* What needs to be done
What lines in the entries hold the string "expander"? List them.

* App and web page records
——————

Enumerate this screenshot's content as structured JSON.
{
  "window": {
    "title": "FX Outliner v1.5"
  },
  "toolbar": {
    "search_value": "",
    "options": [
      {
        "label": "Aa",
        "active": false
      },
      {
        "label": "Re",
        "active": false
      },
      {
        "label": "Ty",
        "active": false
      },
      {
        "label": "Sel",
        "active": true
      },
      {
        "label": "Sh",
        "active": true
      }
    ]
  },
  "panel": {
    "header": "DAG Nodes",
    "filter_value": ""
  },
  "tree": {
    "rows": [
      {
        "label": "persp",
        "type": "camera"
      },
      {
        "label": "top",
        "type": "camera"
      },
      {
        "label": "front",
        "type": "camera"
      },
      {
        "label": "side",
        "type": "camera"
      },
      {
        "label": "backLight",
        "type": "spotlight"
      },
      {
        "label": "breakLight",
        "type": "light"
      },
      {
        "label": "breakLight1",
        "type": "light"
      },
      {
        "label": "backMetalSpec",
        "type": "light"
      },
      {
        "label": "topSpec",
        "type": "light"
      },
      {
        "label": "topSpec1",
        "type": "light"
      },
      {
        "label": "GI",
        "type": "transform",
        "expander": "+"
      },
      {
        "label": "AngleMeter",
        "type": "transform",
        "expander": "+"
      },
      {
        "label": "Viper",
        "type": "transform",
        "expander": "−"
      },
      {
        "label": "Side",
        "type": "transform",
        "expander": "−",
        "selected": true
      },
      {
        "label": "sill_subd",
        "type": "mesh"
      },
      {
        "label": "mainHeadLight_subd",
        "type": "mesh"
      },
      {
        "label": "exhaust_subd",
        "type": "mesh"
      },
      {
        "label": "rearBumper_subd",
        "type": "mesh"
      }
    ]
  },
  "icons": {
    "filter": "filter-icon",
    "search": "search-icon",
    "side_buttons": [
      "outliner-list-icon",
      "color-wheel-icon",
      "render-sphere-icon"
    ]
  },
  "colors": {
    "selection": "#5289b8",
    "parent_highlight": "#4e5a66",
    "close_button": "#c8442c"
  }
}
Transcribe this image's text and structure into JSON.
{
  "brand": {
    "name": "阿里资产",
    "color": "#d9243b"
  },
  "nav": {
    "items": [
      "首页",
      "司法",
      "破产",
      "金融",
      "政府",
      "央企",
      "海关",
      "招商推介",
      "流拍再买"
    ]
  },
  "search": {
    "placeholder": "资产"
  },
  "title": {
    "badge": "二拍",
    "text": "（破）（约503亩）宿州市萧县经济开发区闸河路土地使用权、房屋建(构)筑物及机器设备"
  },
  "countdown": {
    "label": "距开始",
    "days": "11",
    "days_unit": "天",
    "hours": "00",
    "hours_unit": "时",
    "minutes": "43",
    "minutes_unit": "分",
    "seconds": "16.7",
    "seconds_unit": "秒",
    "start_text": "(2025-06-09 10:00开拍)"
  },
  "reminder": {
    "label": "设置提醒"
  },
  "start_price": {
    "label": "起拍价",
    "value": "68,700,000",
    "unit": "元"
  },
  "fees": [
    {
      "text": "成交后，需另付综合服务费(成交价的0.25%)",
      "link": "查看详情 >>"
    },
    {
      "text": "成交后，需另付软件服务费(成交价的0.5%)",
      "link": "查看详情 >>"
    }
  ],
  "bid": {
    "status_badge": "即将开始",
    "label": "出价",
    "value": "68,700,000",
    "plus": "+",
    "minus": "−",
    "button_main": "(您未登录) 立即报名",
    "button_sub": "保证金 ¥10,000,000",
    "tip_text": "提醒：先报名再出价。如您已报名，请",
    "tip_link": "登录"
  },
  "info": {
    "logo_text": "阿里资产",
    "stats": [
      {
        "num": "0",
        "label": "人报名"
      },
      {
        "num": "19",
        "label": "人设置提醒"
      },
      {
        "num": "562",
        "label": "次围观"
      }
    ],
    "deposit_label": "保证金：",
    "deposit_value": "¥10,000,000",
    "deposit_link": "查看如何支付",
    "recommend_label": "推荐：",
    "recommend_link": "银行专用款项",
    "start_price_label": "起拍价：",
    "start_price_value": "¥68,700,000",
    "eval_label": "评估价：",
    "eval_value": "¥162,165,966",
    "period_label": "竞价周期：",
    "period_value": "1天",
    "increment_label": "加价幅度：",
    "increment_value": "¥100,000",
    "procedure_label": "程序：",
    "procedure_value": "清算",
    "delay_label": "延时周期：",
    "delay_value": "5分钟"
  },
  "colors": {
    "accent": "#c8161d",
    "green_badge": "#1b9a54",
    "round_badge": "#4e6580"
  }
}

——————

* Completed exercise
        "expander": "+"
        "expander": "+"
        "expander": "−"
        "expander": "−",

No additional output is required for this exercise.